→ **EXERCISE**
All of the data below is to be repeated exactly, except for the pictures.

→ **MATERIAL SUPPLIED**
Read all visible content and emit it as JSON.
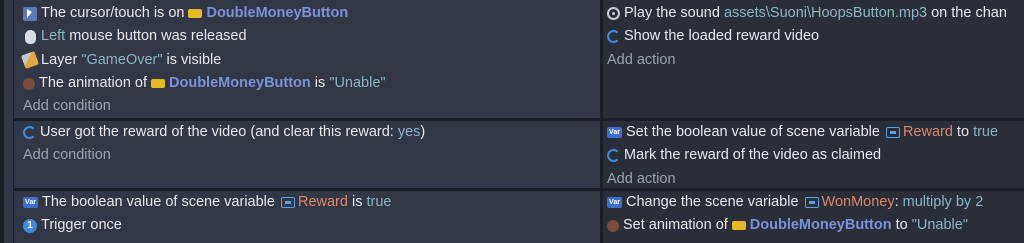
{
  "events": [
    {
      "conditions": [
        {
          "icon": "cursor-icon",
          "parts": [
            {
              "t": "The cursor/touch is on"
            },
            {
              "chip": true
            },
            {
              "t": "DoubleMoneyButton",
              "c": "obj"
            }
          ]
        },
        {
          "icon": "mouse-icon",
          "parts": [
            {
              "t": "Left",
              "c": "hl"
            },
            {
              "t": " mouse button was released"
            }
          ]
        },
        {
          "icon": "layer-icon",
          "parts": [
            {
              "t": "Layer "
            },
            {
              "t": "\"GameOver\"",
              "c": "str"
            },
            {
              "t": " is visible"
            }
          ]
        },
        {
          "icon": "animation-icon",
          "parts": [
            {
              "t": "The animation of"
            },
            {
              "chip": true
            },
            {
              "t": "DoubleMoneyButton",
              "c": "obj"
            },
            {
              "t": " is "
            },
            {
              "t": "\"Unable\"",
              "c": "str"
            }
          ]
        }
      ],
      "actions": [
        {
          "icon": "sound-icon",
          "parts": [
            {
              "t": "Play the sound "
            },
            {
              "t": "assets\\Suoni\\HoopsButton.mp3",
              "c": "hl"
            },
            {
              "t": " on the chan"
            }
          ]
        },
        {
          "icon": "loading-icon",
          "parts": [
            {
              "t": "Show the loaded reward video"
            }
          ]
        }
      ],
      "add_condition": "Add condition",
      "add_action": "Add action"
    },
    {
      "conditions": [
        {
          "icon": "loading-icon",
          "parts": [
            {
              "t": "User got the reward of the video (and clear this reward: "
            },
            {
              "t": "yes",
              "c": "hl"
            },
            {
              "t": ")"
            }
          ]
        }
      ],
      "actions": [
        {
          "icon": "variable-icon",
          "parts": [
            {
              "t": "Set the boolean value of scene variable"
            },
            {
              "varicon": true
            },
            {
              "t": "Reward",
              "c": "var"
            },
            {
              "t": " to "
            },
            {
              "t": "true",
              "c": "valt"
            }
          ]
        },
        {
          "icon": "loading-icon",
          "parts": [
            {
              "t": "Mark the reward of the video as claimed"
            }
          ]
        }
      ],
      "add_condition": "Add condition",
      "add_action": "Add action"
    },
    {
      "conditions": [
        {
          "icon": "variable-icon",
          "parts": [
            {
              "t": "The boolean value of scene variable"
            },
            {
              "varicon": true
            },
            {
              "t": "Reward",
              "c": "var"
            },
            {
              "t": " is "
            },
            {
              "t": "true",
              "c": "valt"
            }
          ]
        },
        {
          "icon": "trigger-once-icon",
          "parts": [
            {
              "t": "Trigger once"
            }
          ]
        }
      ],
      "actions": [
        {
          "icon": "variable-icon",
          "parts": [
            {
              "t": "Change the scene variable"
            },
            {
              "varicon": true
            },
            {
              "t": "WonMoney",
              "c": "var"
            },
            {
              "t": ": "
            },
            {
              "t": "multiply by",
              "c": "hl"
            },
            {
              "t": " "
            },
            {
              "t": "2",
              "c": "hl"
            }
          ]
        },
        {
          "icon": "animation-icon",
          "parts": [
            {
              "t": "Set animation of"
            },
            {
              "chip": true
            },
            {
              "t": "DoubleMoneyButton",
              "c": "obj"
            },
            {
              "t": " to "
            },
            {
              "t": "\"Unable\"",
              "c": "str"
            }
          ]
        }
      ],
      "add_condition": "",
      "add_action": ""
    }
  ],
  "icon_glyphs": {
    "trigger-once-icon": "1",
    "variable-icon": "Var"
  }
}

→ **OUTPUT OF THE EXERCISE**
Read all visible content and emit it as JSON.
{
  "events": [
    {
      "conditions": [
        {
          "icon": "cursor-icon",
          "parts": [
            {
              "t": "The cursor/touch is on"
            },
            {
              "chip": true
            },
            {
              "t": "DoubleMoneyButton",
              "c": "obj"
            }
          ]
        },
        {
          "icon": "mouse-icon",
          "parts": [
            {
              "t": "Left",
              "c": "hl"
            },
            {
              "t": " mouse button was released"
            }
          ]
        },
        {
          "icon": "layer-icon",
          "parts": [
            {
              "t": "Layer "
            },
            {
              "t": "\"GameOver\"",
              "c": "str"
            },
            {
              "t": " is visible"
            }
          ]
        },
        {
          "icon": "animation-icon",
          "parts": [
            {
              "t": "The animation of"
            },
            {
              "chip": true
            },
            {
              "t": "DoubleMoneyButton",
              "c": "obj"
            },
            {
              "t": " is "
            },
            {
              "t": "\"Unable\"",
              "c": "str"
            }
          ]
        }
      ],
      "actions": [
        {
          "icon": "sound-icon",
          "parts": [
            {
              "t": "Play the sound "
            },
            {
              "t": "assets\\Suoni\\HoopsButton.mp3",
              "c": "hl"
            },
            {
              "t": " on the chan"
            }
          ]
        },
        {
          "icon": "loading-icon",
          "parts": [
            {
              "t": "Show the loaded reward video"
            }
          ]
        }
      ],
      "add_condition": "Add condition",
      "add_action": "Add action"
    },
    {
      "conditions": [
        {
          "icon": "loading-icon",
          "parts": [
            {
              "t": "User got the reward of the video (and clear this reward: "
            },
            {
              "t": "yes",
              "c": "hl"
            },
            {
              "t": ")"
            }
          ]
        }
      ],
      "actions": [
        {
          "icon": "variable-icon",
          "parts": [
            {
              "t": "Set the boolean value of scene variable"
            },
            {
              "varicon": true
            },
            {
              "t": "Reward",
              "c": "var"
            },
            {
              "t": " to "
            },
            {
              "t": "true",
              "c": "valt"
            }
          ]
        },
        {
          "icon": "loading-icon",
          "parts": [
            {
              "t": "Mark the reward of the video as claimed"
            }
          ]
        }
      ],
      "add_condition": "Add condition",
      "add_action": "Add action"
    },
    {
      "conditions": [
        {
          "icon": "variable-icon",
          "parts": [
            {
              "t": "The boolean value of scene variable"
            },
            {
              "varicon": true
            },
            {
              "t": "Reward",
              "c": "var"
            },
            {
              "t": " is "
            },
            {
              "t": "true",
              "c": "valt"
            }
          ]
        },
        {
          "icon": "trigger-once-icon",
          "parts": [
            {
              "t": "Trigger once"
            }
          ]
        }
      ],
      "actions": [
        {
          "icon": "variable-icon",
          "parts": [
            {
              "t": "Change the scene variable"
            },
            {
              "varicon": true
            },
            {
              "t": "WonMoney",
              "c": "var"
            },
            {
              "t": ": "
            },
            {
              "t": "multiply by",
              "c": "hl"
            },
            {
              "t": " "
            },
            {
              "t": "2",
              "c": "hl"
            }
          ]
        },
        {
          "icon": "animation-icon",
          "parts": [
            {
              "t": "Set animation of"
            },
            {
              "chip": true
            },
            {
              "t": "DoubleMoneyButton",
              "c": "obj"
            },
            {
              "t": " to "
            },
            {
              "t": "\"Unable\"",
              "c": "str"
            }
          ]
        }
      ],
      "add_condition": "",
      "add_action": ""
    }
  ],
  "icon_glyphs": {
    "trigger-once-icon": "1",
    "variable-icon": "Var"
  }
}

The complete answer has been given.